Both are real and filled with raw emotion and that’s something that we should expect out of our best songwriters. 9/11 truly caused a multitude of emotions and attitudes in this country and these two country singers tapped into those emotions and created two of the most important compositions in their genre’s long and illustrious history.
by Julian Spivey
I saw online that today would have been the great Conway Twitty’s 82nd birthday. I decided, as I frequently do in tribute to artists on their birthdays, to break out my Conway Twitty vinyl tonight.
I don’t view Twitty as the larger than life country music legend that I do Hank Williams, Johnny Cash, Merle Haggard, George Jones, Waylon Jennings or Willie Nelson, but I can tell you he sounds better and better every time I hear him and when you’re in the right mood he’s hard to beat.

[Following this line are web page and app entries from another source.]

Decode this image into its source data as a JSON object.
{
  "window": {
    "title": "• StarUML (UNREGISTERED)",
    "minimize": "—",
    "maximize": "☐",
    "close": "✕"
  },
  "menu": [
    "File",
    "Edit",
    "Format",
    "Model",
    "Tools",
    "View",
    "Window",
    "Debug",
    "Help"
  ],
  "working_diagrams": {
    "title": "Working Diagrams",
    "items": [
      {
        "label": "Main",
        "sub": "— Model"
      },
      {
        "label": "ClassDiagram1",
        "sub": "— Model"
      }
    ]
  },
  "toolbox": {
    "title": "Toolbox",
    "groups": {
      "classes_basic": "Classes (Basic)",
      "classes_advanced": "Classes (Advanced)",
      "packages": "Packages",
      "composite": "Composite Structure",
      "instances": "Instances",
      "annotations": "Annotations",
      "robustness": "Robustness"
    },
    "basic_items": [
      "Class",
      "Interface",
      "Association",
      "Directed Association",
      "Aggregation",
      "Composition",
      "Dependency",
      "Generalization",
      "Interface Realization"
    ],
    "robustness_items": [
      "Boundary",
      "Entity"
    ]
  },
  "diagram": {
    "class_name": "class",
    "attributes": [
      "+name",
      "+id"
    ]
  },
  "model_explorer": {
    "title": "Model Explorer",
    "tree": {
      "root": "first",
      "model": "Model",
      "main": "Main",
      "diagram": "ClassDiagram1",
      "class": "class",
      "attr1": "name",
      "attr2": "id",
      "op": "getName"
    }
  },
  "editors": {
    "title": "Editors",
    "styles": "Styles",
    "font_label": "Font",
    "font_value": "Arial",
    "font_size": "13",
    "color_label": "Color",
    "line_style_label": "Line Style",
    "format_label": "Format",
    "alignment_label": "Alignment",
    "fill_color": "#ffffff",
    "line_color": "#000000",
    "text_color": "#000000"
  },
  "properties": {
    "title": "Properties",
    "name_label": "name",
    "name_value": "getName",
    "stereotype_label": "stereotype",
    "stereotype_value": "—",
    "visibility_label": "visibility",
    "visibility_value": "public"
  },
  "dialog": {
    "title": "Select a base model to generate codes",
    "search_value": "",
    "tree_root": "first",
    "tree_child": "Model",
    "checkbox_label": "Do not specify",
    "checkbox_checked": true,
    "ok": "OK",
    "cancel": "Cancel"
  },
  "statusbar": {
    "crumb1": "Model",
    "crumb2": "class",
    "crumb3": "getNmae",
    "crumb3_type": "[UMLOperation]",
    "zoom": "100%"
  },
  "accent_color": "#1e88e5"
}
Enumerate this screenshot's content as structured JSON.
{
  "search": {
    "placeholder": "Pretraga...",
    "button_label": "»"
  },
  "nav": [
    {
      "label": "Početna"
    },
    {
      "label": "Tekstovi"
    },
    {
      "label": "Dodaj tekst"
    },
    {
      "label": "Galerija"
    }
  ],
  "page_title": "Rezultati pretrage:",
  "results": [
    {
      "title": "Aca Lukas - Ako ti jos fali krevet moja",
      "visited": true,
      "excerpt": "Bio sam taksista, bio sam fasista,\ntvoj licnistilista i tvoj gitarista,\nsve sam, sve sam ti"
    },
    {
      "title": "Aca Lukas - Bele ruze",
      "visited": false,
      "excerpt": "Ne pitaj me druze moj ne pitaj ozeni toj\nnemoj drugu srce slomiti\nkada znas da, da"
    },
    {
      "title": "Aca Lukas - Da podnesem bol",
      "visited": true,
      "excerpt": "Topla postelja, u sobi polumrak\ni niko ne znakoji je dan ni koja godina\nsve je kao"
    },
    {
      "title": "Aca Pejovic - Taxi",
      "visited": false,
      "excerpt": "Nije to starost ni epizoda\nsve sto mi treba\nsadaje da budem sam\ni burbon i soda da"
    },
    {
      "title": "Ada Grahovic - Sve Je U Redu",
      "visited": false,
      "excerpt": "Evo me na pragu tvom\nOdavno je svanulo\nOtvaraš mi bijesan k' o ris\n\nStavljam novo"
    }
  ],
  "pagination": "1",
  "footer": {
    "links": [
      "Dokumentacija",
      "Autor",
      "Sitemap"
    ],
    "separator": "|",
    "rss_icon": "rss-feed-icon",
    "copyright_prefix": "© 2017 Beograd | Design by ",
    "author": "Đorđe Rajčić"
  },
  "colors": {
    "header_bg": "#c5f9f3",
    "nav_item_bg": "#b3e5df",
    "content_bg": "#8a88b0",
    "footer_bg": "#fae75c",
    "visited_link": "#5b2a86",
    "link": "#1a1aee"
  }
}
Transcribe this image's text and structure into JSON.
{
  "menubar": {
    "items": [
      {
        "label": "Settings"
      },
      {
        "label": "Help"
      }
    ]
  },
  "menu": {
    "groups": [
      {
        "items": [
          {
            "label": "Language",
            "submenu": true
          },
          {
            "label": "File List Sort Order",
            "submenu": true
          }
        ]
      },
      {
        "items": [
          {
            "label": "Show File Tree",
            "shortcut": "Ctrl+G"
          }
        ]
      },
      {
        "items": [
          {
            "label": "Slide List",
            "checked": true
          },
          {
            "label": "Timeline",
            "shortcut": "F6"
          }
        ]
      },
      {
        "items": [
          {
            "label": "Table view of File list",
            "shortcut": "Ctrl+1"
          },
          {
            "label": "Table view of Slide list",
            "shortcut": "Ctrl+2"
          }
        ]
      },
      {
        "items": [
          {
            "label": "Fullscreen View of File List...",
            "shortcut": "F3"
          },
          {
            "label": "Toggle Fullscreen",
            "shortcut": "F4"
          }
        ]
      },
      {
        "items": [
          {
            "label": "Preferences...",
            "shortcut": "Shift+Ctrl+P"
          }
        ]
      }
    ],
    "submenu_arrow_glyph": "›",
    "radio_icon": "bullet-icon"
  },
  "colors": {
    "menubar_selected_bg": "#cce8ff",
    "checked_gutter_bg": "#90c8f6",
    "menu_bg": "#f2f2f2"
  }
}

The one Twitty song that’s always been my go to Twitty jam is “You’ve Never Been This Far Before.” It has to be, without a doubt, the sexiest (or dirtiest depending on your point of view) song to ever become a country music hit. The song topped the country music charts in 1973 and can still be heard occasionally on classic country stations.
Twitty has always been known for his sensual and sexy songs like “Hello Darlin’” and “Lay You Down” – it’s pretty much his thing. He was the first real panty dropper in country music history and still makes country heartthrob Luke Bryan look like an immature little brat. But, “You’ve Never Been This Far Before” seems to take things even further in its unadulterated sultry-ness. The song is, after all, about making love to a virgin and how great of a feeling that can be.
Take not of some of these almost X-rated lyrics, especially for 1973: “And I can feel your body tremble/As you wonder what this moment holds in store/And as I put my arms around you/I can tell you’ve never been this far before/I don’t know what I’m saying/As my trembling fingers touch forbidden places/I only know that I have waited/For so long for the chance that we are taking.”
I hate to come off as too obscene or explicit, but you’d almost expect the lines “And as I slide myself inside you/I can tell you’ve never been this far before” to follow. Maybe that was in the original cut of this song Twitty wrote himself and didn’t make it to the record …
Seriously, with these racy lyrics and Twitty’s one-of-a-kind sultry voice you can’t help but think this record would’ve gotten an “explicit lyrics” sticker placed upon its record sleeve if such a thing existed when “You’ve Never Been This Far Before” was released.
Unsurprisingly the song was banned from some radio stations throughout the country upon its release for the verses listed above, but that didn’t stop it from going to No. 1. Controversy has always sold well, I guess.
It’s interesting how past generations often complain that today’s popular songs are too dirty or explicit and then you find a gem of a song like this that’s more than 40 years old. Just ask your grandmother how she felt when she heard the baddest pimp in the history of country music lay this one down. I defy you to find any country hit from the last few years that’s this explicit, and even if you could there’s no way in hell it would sound this good. That’s because there was only one Conway Twitty.